Girls college installs UP's first sanitary pad vending machine
Lucknow, Aug 13: Amid concern over high dropout rate of girls because of menstrual hygiene issues, a women's college here has shown the way by becoming the first institution in Uttar Pradesh to install a sanitary napkin vending machine on its premises.
Unavailability of sanitary pads, absence of separate toilets for girls and lack of water in toilets reflect on the attendance of girls in schools and colleges and surveys have claimed that nearly 20 to 30 per cent of girls in North India dropped out of schools after they started menstruating.
While talking about menstrual hygiene remains a taboo in the country, the "bold step" of installing an automated sanitary vending machine for its students has been taken by one of the prestigious and oldest women's colleges - the Avadh Girl's Degree College under Lucknow University.
"We installed the machine around a week back and response from the students is very good," AGDC Manager Nishi Pandey told PTI. Pandey said the students are being charged Rs 10 a piece.

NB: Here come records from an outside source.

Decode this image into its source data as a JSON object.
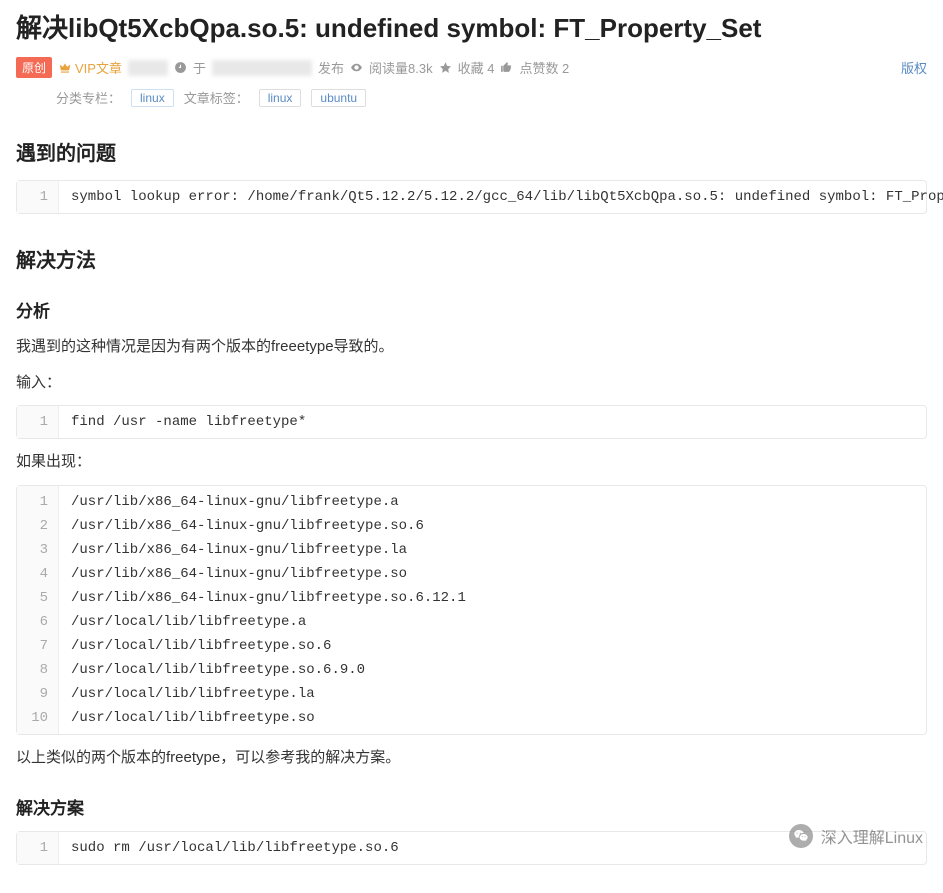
{
  "title": "解决libQt5XcbQpa.so.5: undefined symbol: FT_Property_Set",
  "meta": {
    "original_badge": "原创",
    "vip_label": "VIP文章",
    "time_prefix": "于",
    "publish_label": "发布",
    "views": "阅读量8.3k",
    "favorites": "收藏 4",
    "likes": "点赞数 2",
    "copyright": "版权"
  },
  "meta2": {
    "category_label": "分类专栏：",
    "category_tag": "linux",
    "tags_label": "文章标签：",
    "tag1": "linux",
    "tag2": "ubuntu"
  },
  "sections": {
    "problem_heading": "遇到的问题",
    "problem_code": [
      "symbol lookup error: /home/frank/Qt5.12.2/5.12.2/gcc_64/lib/libQt5XcbQpa.so.5: undefined symbol: FT_Property_Set"
    ],
    "solution_heading": "解决方法",
    "analysis_heading": "分析",
    "analysis_p1": "我遇到的这种情况是因为有两个版本的freeetype导致的。",
    "analysis_p2": "输入：",
    "analysis_code": [
      "find /usr -name libfreetype*"
    ],
    "if_appear": "如果出现：",
    "output_code": [
      "/usr/lib/x86_64-linux-gnu/libfreetype.a",
      "/usr/lib/x86_64-linux-gnu/libfreetype.so.6",
      "/usr/lib/x86_64-linux-gnu/libfreetype.la",
      "/usr/lib/x86_64-linux-gnu/libfreetype.so",
      "/usr/lib/x86_64-linux-gnu/libfreetype.so.6.12.1",
      "/usr/local/lib/libfreetype.a",
      "/usr/local/lib/libfreetype.so.6",
      "/usr/local/lib/libfreetype.so.6.9.0",
      "/usr/local/lib/libfreetype.la",
      "/usr/local/lib/libfreetype.so"
    ],
    "conclusion_p": "以上类似的两个版本的freetype，可以参考我的解决方案。",
    "fix_heading": "解决方案",
    "fix_code": [
      "sudo rm /usr/local/lib/libfreetype.so.6"
    ]
  },
  "watermark": "深入理解Linux"
}
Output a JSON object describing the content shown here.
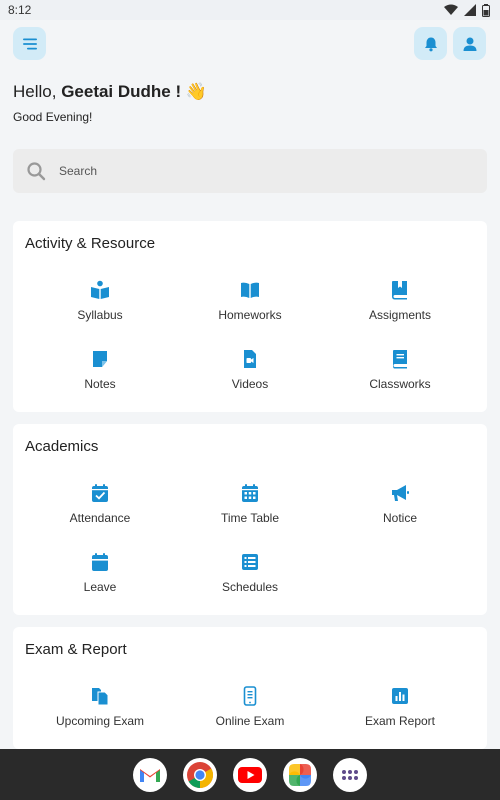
{
  "status_bar": {
    "time": "8:12"
  },
  "greeting": {
    "prefix": "Hello, ",
    "name": "Geetai Dudhe !",
    "emoji": "👋",
    "subtitle": "Good Evening!"
  },
  "search": {
    "placeholder": "Search"
  },
  "sections": [
    {
      "title": "Activity & Resource",
      "items": [
        {
          "label": "Syllabus",
          "icon": "book-reader-icon"
        },
        {
          "label": "Homeworks",
          "icon": "open-book-icon"
        },
        {
          "label": "Assigments",
          "icon": "bookmark-book-icon"
        },
        {
          "label": "Notes",
          "icon": "note-icon"
        },
        {
          "label": "Videos",
          "icon": "video-file-icon"
        },
        {
          "label": "Classworks",
          "icon": "closed-book-icon"
        }
      ]
    },
    {
      "title": "Academics",
      "items": [
        {
          "label": "Attendance",
          "icon": "calendar-check-icon"
        },
        {
          "label": "Time Table",
          "icon": "calendar-grid-icon"
        },
        {
          "label": "Notice",
          "icon": "megaphone-icon"
        },
        {
          "label": "Leave",
          "icon": "calendar-icon"
        },
        {
          "label": "Schedules",
          "icon": "list-icon"
        }
      ]
    },
    {
      "title": "Exam & Report",
      "items": [
        {
          "label": "Upcoming Exam",
          "icon": "documents-icon"
        },
        {
          "label": "Online Exam",
          "icon": "phone-exam-icon"
        },
        {
          "label": "Exam Report",
          "icon": "chart-report-icon"
        }
      ]
    }
  ],
  "nav_apps": [
    "gmail-icon",
    "chrome-icon",
    "youtube-icon",
    "photos-icon",
    "app-drawer-icon"
  ],
  "colors": {
    "accent": "#1a8fd1",
    "icon_bg": "#d2ebf7"
  }
}
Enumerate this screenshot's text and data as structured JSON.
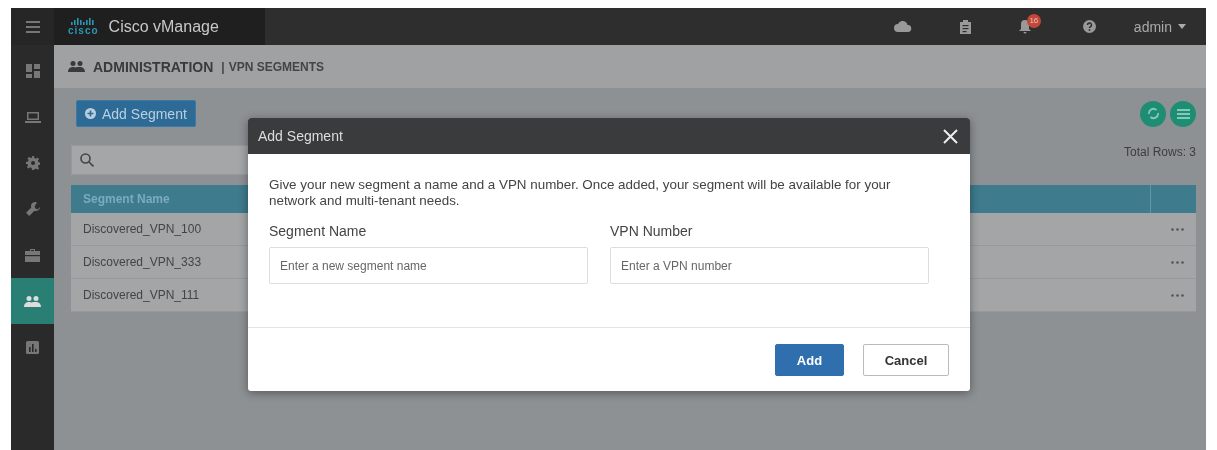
{
  "topbar": {
    "logo_text": "cisco",
    "title": "Cisco vManage",
    "notification_count": "16",
    "user": "admin"
  },
  "sidebar": {
    "items": [
      {
        "kind": "dashboard",
        "selected": false
      },
      {
        "kind": "monitor",
        "selected": false
      },
      {
        "kind": "configuration",
        "selected": false
      },
      {
        "kind": "tools",
        "selected": false
      },
      {
        "kind": "maintenance",
        "selected": false
      },
      {
        "kind": "administration",
        "selected": true
      },
      {
        "kind": "analytics",
        "selected": false
      }
    ]
  },
  "breadcrumb": {
    "section": "ADMINISTRATION",
    "separator": "|",
    "page": "VPN SEGMENTS"
  },
  "toolbar": {
    "add_button": "Add Segment",
    "total_rows": "Total Rows: 3"
  },
  "table": {
    "columns": [
      "Segment Name"
    ],
    "rows": [
      {
        "name": "Discovered_VPN_100"
      },
      {
        "name": "Discovered_VPN_333"
      },
      {
        "name": "Discovered_VPN_111"
      }
    ]
  },
  "modal": {
    "title": "Add Segment",
    "description": "Give your new segment a name and a VPN number. Once added, your segment will be available for your network and multi-tenant needs.",
    "fields": [
      {
        "label": "Segment Name",
        "placeholder": "Enter a new segment name"
      },
      {
        "label": "VPN Number",
        "placeholder": "Enter a VPN number"
      }
    ],
    "buttons": [
      {
        "label": "Add",
        "kind": "primary"
      },
      {
        "label": "Cancel",
        "kind": "secondary"
      }
    ]
  }
}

"In fact we are also considering to install a disposal machine as well, as the pads are not disposed of hygienically," she said. Pandey, who also teaches in Lucknow University, said a similar unit was being planned for the Department of English and the girls' common room in LU.
"We have receieved the proposal and are awaiting approval of the Vice-Chancellor," she said, adding that at least one machine would be installed in the girls' common room in LU. In north India, over 30 per cent of girls interviewed said they dropped out of school after they started menstruating, says a study by AC Nielsen on "Sanitary Protection: Every Woman's Health Right".
Inadequate menstrual protection makes adolescent girls (age group 12-18 years) miss five days of school in a month (50 days a year).
Around 23 per cent of these girls actually drop out of school after they started menstruating.
Only 12 per cent of Indian women use sanitary napkins while others are at risk of health problems.
The UP government had last year decided to distribute sanitary napkins free of cost to girls studying in government schools from class 6 to class 12 at a cost of Rs 19.74 crore to the state exchequer.
Earlier this year, Chief Minister Akhilesh Yadav had directed all the district magistrates in the state to ensure steps for addressing menstrual hygiene issues and asked them to promote manufacture and distribution of low cost sanitary napkins in their respective districts.
In a letter addressed to Chief Secretary Alok Ranjan, the Chief Minister instructed that since the matter was associated with health, dignity and empowerment of women, it should be taken seriously at all levels.